The answer must be every line of the records below that holds the word "structured".
___
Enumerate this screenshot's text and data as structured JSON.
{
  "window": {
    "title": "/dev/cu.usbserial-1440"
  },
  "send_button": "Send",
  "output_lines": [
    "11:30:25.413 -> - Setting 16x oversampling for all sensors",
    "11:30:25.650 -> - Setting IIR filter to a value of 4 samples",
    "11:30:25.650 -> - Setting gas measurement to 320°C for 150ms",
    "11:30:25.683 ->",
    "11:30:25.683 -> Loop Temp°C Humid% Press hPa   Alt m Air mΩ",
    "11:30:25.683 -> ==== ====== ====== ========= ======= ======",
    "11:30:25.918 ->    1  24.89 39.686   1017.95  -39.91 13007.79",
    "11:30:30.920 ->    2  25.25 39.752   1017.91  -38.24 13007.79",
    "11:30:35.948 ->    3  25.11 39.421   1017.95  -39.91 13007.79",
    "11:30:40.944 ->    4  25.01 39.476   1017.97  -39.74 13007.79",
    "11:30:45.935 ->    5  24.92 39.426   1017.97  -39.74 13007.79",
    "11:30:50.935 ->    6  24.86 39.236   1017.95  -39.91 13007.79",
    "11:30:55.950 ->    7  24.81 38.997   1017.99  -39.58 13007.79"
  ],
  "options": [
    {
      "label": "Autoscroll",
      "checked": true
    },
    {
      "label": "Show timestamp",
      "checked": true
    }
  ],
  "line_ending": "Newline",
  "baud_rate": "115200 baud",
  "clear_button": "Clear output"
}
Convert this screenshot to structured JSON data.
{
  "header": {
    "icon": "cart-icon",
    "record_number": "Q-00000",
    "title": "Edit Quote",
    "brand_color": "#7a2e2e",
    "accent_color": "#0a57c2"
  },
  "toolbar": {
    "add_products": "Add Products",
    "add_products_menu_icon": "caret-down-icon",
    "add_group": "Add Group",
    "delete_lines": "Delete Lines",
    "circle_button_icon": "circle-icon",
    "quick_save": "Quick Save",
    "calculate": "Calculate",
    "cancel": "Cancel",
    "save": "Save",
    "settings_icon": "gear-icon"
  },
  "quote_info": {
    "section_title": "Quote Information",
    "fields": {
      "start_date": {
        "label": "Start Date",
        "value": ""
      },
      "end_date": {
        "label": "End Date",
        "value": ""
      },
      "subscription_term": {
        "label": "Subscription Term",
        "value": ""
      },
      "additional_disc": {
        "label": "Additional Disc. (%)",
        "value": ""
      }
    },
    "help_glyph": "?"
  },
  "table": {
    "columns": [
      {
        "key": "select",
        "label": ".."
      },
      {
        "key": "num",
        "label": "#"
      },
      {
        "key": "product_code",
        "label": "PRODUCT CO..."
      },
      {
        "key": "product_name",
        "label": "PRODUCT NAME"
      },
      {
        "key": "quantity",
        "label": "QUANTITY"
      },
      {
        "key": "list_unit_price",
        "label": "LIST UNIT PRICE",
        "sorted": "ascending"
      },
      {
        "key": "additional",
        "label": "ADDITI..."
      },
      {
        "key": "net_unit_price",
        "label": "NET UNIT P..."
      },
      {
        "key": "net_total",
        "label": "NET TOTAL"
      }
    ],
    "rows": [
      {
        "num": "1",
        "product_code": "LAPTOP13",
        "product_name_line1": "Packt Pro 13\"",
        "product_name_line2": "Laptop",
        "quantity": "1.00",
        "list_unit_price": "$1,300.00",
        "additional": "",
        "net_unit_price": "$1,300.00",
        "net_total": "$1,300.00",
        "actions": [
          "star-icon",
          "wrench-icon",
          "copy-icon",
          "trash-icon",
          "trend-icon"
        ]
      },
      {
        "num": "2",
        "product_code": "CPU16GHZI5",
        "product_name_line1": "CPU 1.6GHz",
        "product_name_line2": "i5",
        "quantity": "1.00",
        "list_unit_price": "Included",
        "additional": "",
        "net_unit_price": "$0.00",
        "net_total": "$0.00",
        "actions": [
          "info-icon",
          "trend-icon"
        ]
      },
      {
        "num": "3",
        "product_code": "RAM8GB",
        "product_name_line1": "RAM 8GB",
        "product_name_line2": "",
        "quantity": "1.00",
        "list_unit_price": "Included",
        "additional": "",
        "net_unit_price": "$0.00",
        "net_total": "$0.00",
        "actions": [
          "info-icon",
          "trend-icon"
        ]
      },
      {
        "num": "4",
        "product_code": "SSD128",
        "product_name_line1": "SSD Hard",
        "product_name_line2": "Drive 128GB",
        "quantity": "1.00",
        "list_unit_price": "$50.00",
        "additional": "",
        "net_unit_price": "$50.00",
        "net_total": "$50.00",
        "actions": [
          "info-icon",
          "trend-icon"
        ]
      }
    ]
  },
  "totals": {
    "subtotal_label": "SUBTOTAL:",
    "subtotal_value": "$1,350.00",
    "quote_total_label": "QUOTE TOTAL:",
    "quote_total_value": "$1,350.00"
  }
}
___
**Written solution**
Enumerate this screenshot's text and data as structured JSON.
Convert this screenshot to structured JSON data.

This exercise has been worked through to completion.